Wolfman Jack, born Robert Weston Smith, first came to fame on “border radio” in 1963, the year Kennedy died. These stations were based in Mexico, where US regulations didn’t apply. They could send high-powered signals that covered much of North America. Wolfman Jack was based in Ciudad Acuña, Mexico, and he described the station this way: “We had the most powerful signal in North America … A car driving from New York to LA would never lose the station.”
He also said this: “Birds dropped dead when they flew too close to the tower.”
As anyone who has seen the old Lon Chaney films knows, a wolfman is someone who can’t suppress the monster inside him.
Merchants of Death
Dylan has some requests for the howling and disembodied voice from across the border:
Play the Merchant of Venice, play the merchants of death
Play “Stella by Starlight” for Lady Macbeth
Don’t worry Mr. President, help’s on the way
Your brothers are comin’, there’ll be hell to pay
Brothers? What brothers? What’s this about hell?
Tell ‘em we’re waitin’ — keep coming — we’ll get ‘em as well
The merchants of death have seized power, says Dylan. Soon, they will kill Robert F. Kennedy, too. Others are brothers in spirit, if not to the living JFK then to the idealistic image that lingered after his death. Who are these brothers — Malcolm X? The Black Panthers? Martin Luther King Jr.? They will meet the same fate.

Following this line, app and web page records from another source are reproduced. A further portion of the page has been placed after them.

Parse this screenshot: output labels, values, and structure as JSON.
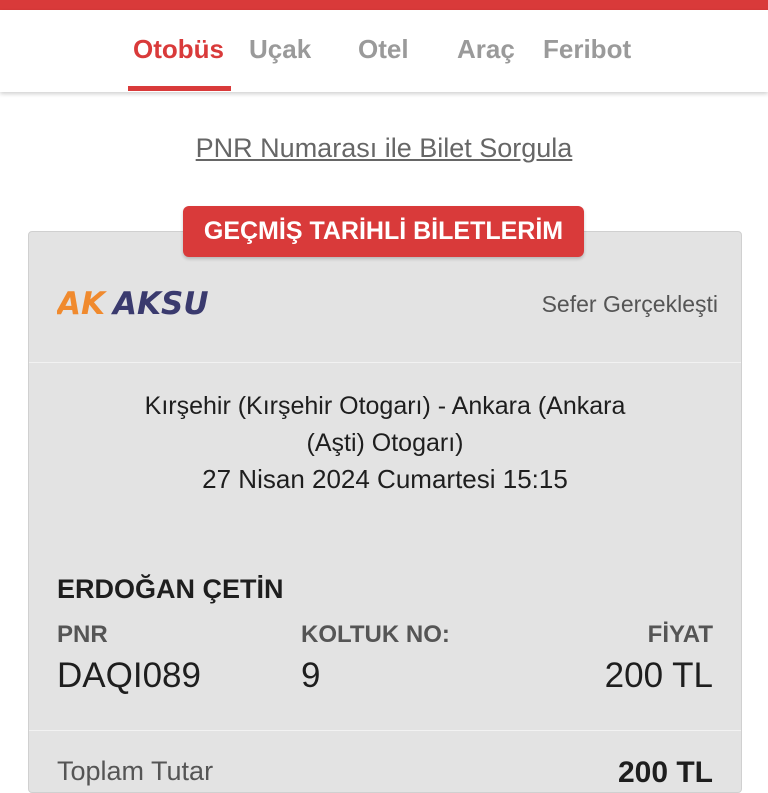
{
  "tabs": [
    {
      "label": "Otobüs",
      "active": true
    },
    {
      "label": "Uçak"
    },
    {
      "label": "Otel"
    },
    {
      "label": "Araç"
    },
    {
      "label": "Feribot"
    }
  ],
  "pnr_query_link": "PNR Numarası ile Bilet Sorgula",
  "history_button": "GEÇMİŞ TARİHLİ BİLETLERİM",
  "ticket": {
    "company_logo": {
      "part1": "AK",
      "part2": "AKSU"
    },
    "status": "Sefer Gerçekleşti",
    "route_line1": "Kırşehir (Kırşehir Otogarı) - Ankara (Ankara",
    "route_line2": "(Aşti) Otogarı)",
    "datetime": "27 Nisan 2024 Cumartesi 15:15",
    "passenger": "ERDOĞAN ÇETİN",
    "pnr_label": "PNR",
    "pnr_value": "DAQI089",
    "seat_label": "KOLTUK NO:",
    "seat_value": "9",
    "price_label": "FİYAT",
    "price_value": "200 TL",
    "total_label": "Toplam Tutar",
    "total_value": "200 TL"
  },
  "colors": {
    "accent": "#d93a3a",
    "logo_orange": "#f08a2e",
    "logo_navy": "#3a3a6e",
    "card_bg": "#e3e3e3"
  }
}
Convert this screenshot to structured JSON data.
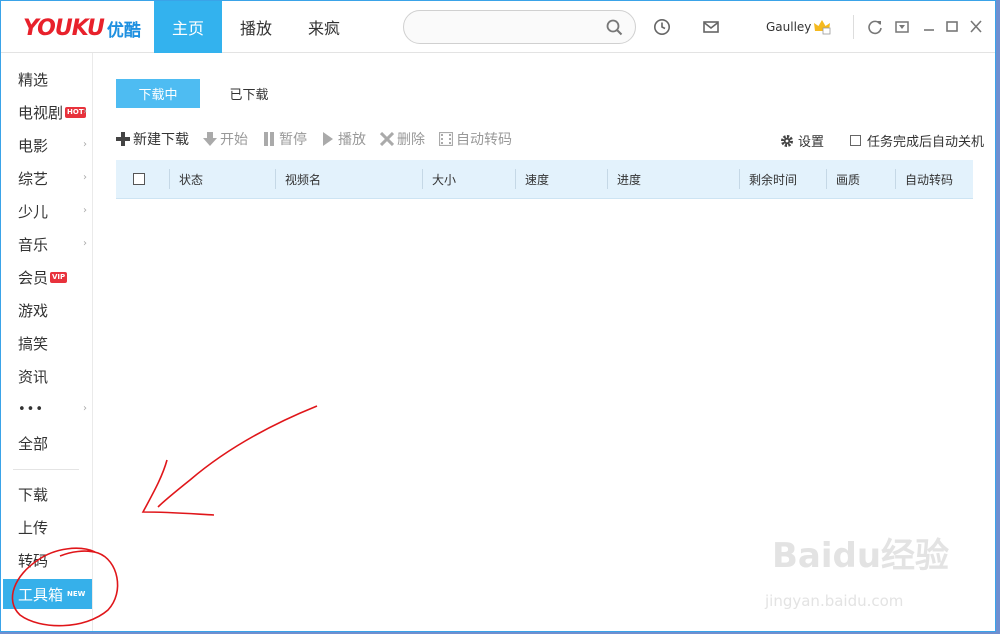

In the song, Kennedy rides to his doom as Dylan marks the landmarks along the way. “Try to make it to the triple underpass,” but we already know he won’t make it to this journey’s end:
They blew off his head when he was still in the car
Shot down like a dog in broad daylight.
The road’s dark ending brings to mind the poem “The Highwayman,” by Afred Noyes, which the voracious reader Dylan undoubtedly knows. Dylan even repeats the poem’s line, “shot down like a dog”:
Blood red were his spurs i’ the golden noon; wine-red was his velvet coat,
When they shot him down on the highway,
Down like a dog on the highway,
And he lay in his blood on the highway, with a bunch of lace at his throat.
A highwayman was a thief. But Noyes’s highwayman found honor and love, and as a result was shot down by King George’s men. Could Dylan be saying that Kennedy, too, was murdered by the true powers behind the throne?
He seems to be saying that Kennedy expediently gained the presidency through some deals with bad people, then didn’t carry out his part of the bargain. “You got unpaid debts and we’ve come to collect,” the killers tell Kennedy.
“Revenge his foul and most unnatural murder”
The ghosts of the murdered cry out for vengeance. But murders can’t be avenged until the killers are identified. In Dylan’s telling, Kennedy knew his killers. In the public narrative, however, a lone and disaffected stranger murdered the president almost by chance.
If Kennedy knowingly defied some ruthless people, then to deny the existence of a conspiracy is to deny Kennedy the martyr’s death he deserves. For the generation that most admired Kennedy, the generation to which Dylan himself belongs, that would amount to a form of betrayal.
The failure to confront this betrayal arguably allowed the “coup” to stand, shifting the balance of political power and leading to decades of failure, immiseration, and inequality. As the Wolfman himself said, “Birds dropped dead when they flew too close to the tower.”
Dylan couldn’t have said it any plainer. But, if all the analyses of this song missed the point, if the commenters got lost in a maze of song references and cultural puzzle-play — well, that’s the story of Dylan’s generation, too.
“Look for me by moonlight,” says the highwayman to his lover. “Play ‘Stella by Starlight’ for Lady MacBeth,” says Dylan. “Stella by starlight,” says that old song, “and not a dream.”
The JFK assassination was not a dream, no matter how much we have ignored it or wished it away. It can’t be a dream, not for Lady MacBeth and not for us, because there is a damned spot of blood on our history and it can’t be washed away.